**TASK ITEM**
Write out each record below exactly, without pictures.

**Dataset excerpts**
-*-*-
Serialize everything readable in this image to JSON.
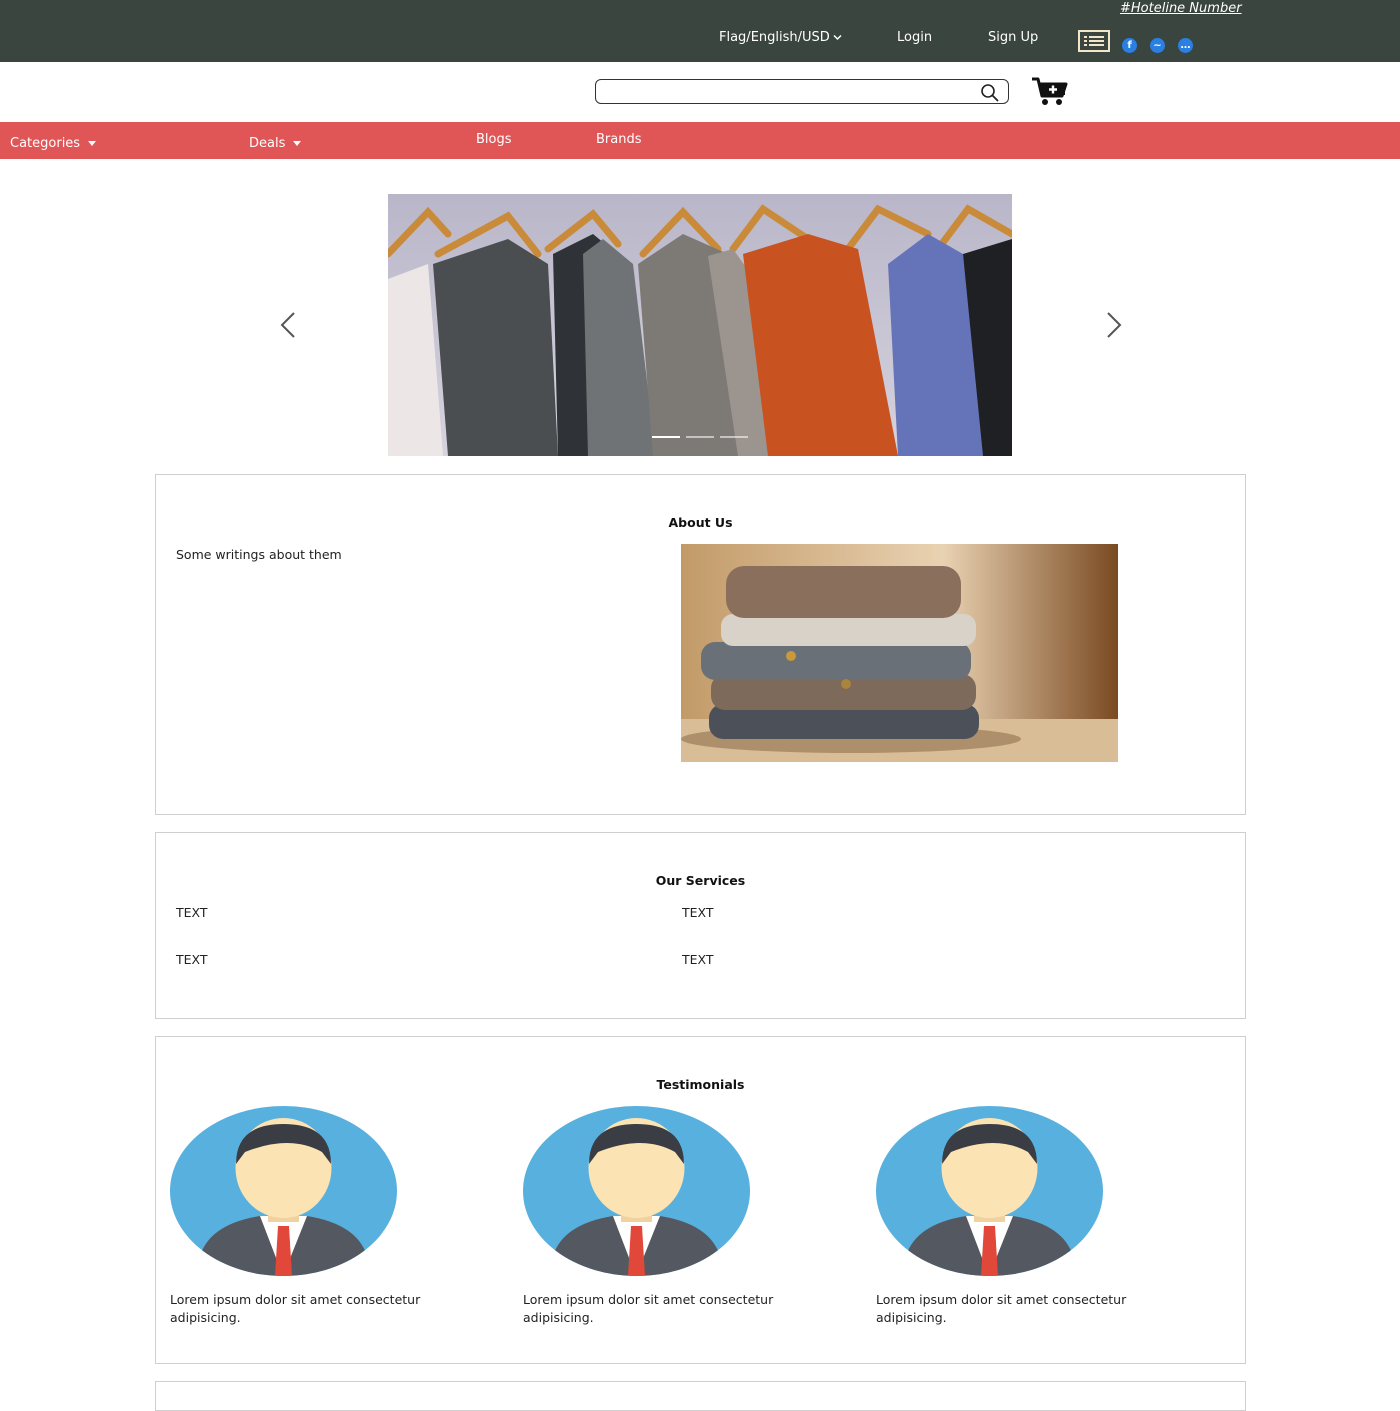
{
  "topbar": {
    "hotline": "#Hoteline Number",
    "language": "Flag/English/USD",
    "login": "Login",
    "signup": "Sign Up"
  },
  "search": {
    "placeholder": ""
  },
  "nav": {
    "categories": "Categories",
    "deals": "Deals",
    "blogs": "Blogs",
    "brands": "Brands"
  },
  "about": {
    "title": "About Us",
    "text": "Some writings about them"
  },
  "services": {
    "title": "Our Services",
    "items": [
      "TEXT",
      "TEXT",
      "TEXT",
      "TEXT"
    ]
  },
  "testimonials": {
    "title": "Testimonials",
    "items": [
      {
        "text": "Lorem ipsum dolor sit amet consectetur adipisicing."
      },
      {
        "text": "Lorem ipsum dolor sit amet consectetur adipisicing."
      },
      {
        "text": "Lorem ipsum dolor sit amet consectetur adipisicing."
      }
    ]
  },
  "colors": {
    "topbar": "#3a4540",
    "nav": "#e05556",
    "social": "#2a7fe0",
    "avatar_bg": "#58b0de"
  }
}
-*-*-
**THE ANSWER**
Serialize everything readable in this image to JSON.
{
  "topbar": {
    "hotline": "#Hoteline Number",
    "language": "Flag/English/USD",
    "login": "Login",
    "signup": "Sign Up"
  },
  "search": {
    "placeholder": ""
  },
  "nav": {
    "categories": "Categories",
    "deals": "Deals",
    "blogs": "Blogs",
    "brands": "Brands"
  },
  "about": {
    "title": "About Us",
    "text": "Some writings about them"
  },
  "services": {
    "title": "Our Services",
    "items": [
      "TEXT",
      "TEXT",
      "TEXT",
      "TEXT"
    ]
  },
  "testimonials": {
    "title": "Testimonials",
    "items": [
      {
        "text": "Lorem ipsum dolor sit amet consectetur adipisicing."
      },
      {
        "text": "Lorem ipsum dolor sit amet consectetur adipisicing."
      },
      {
        "text": "Lorem ipsum dolor sit amet consectetur adipisicing."
      }
    ]
  },
  "colors": {
    "topbar": "#3a4540",
    "nav": "#e05556",
    "social": "#2a7fe0",
    "avatar_bg": "#58b0de"
  }
}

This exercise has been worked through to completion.